15. Goff MJ, Arain SR, Ficke DJ, et al. Absence of bronchodilation during desflurane anesthesia: a comparison to sevoflurane and thiopental. Anesthesiology 2000; 93: 404–8.
16. Korenaga S, Takeda K, Ito Y. Differential effects of halothane on airway nerves and muscle. Anesthesiology 1984; 60: 309–18.
17. Bosnjak ZJ, Dujic Z, Roerig DL, Kampine JP. Effects of halothane on acetylcholine release and sympathetic ganglionic transmission. Anesthesiology 1988; 69: 500–6.
18. Barnes NC, Smith LJ. Biochemistry and physiology of the leukotrienes. Clin Rev Allergy Immunol 1999; 17: 27–42.
19. Schmidt D, Rabe KF. The role of leukotrienes in the regulation of tone and responsiveness in isolated human airways. Am J Respir Crit Care Med 2000; 161: S62–7.
20. Torphy TJ, Hay DWP. Biochemical regulation of airway smooth-muscle tone: an overview. In: Agrawal DK, Townley RG, eds. Airway smooth muscle: modulation of receptors and response. Boca Raton, FL: CRC Press, 1990: 39–68.
21. Banks MI, Pearce RA. Dual actions of volatile anesthetics on GABAA IPSCs: dissociation of blocking and prolonging effects.
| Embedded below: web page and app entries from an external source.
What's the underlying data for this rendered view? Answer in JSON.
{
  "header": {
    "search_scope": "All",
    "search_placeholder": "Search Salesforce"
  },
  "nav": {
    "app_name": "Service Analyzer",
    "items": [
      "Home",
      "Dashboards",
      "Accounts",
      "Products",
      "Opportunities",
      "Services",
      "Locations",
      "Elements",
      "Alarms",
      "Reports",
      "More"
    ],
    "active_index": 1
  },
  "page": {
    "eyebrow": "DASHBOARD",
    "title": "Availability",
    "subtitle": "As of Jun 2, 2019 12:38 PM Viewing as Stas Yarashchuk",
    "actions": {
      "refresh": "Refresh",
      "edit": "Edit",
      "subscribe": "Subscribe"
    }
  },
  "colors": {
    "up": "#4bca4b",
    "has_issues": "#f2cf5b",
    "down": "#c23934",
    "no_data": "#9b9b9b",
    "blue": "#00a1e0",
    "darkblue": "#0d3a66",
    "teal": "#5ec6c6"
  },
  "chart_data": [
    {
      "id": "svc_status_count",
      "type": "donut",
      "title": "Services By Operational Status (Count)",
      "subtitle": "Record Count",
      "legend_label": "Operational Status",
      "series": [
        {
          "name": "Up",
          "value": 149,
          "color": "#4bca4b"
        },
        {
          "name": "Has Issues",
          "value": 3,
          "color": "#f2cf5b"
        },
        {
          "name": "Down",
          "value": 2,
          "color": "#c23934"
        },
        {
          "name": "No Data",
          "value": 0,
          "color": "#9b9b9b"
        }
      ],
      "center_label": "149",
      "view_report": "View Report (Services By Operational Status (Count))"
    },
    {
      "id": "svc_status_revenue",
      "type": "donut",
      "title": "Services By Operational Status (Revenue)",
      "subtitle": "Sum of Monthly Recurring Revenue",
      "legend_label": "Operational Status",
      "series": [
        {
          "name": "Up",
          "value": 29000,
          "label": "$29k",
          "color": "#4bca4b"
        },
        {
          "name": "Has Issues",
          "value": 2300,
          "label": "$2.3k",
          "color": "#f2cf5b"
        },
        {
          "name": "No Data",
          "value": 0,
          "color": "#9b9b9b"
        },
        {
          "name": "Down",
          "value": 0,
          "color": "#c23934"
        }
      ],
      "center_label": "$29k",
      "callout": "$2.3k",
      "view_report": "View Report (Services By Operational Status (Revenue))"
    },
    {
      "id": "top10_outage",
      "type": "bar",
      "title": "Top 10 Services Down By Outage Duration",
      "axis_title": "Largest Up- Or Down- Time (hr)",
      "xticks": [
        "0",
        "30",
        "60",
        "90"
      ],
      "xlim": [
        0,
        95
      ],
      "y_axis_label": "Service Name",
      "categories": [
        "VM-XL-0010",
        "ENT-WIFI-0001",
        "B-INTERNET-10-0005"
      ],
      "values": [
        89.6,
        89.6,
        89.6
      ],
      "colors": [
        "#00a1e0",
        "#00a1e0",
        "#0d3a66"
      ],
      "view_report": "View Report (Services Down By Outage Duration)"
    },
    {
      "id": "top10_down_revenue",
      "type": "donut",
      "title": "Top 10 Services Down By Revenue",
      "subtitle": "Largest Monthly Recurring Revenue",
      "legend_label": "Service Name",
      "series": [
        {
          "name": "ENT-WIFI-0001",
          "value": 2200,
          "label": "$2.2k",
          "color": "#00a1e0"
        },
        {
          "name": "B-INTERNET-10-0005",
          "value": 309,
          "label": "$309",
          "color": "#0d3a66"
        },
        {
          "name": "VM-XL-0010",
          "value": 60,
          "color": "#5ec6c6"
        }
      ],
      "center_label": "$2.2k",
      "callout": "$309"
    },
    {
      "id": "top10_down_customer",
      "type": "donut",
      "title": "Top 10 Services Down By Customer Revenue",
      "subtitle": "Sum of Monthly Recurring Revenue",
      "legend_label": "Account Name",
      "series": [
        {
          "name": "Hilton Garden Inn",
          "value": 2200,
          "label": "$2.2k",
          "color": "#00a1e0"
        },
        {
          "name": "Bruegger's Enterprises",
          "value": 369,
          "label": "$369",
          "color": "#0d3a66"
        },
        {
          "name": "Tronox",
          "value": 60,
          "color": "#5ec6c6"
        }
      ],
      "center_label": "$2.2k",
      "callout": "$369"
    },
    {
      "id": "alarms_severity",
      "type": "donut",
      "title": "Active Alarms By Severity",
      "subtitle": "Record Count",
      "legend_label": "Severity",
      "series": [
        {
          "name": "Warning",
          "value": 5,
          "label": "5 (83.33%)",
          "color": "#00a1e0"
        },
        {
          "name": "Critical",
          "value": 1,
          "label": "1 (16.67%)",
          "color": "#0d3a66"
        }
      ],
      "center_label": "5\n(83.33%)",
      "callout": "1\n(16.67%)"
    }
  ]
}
Anesthesiology 1999; 90: 120–34.
22. Raines DE, Zachariah VT. Isoflurane increases the apparent agonist affinity of the nicotinic acetylcholine receptor. Anesthesiology 1999; 90: 135–46.
Back to Top | Article Outline

Attention Authors!

Submit Your Papers Online

You can now have your paper processed and reviewed faster by sending it to us through our new, web-based Rapid Review System. Submitting your manuscript online will mean that the time and expense of sending papers through the mail can be eliminated. Moreover, because our reviewers will also be working online, the entire review process will be significantly faster. You can submit manuscripts electronically via There are links to this site from the Anesthesia & Analgesia website (, and the IARS website ( To find out more about Rapid Review, go to and click on “About Rapid Review.”

© 2002 International Anesthesia Research Society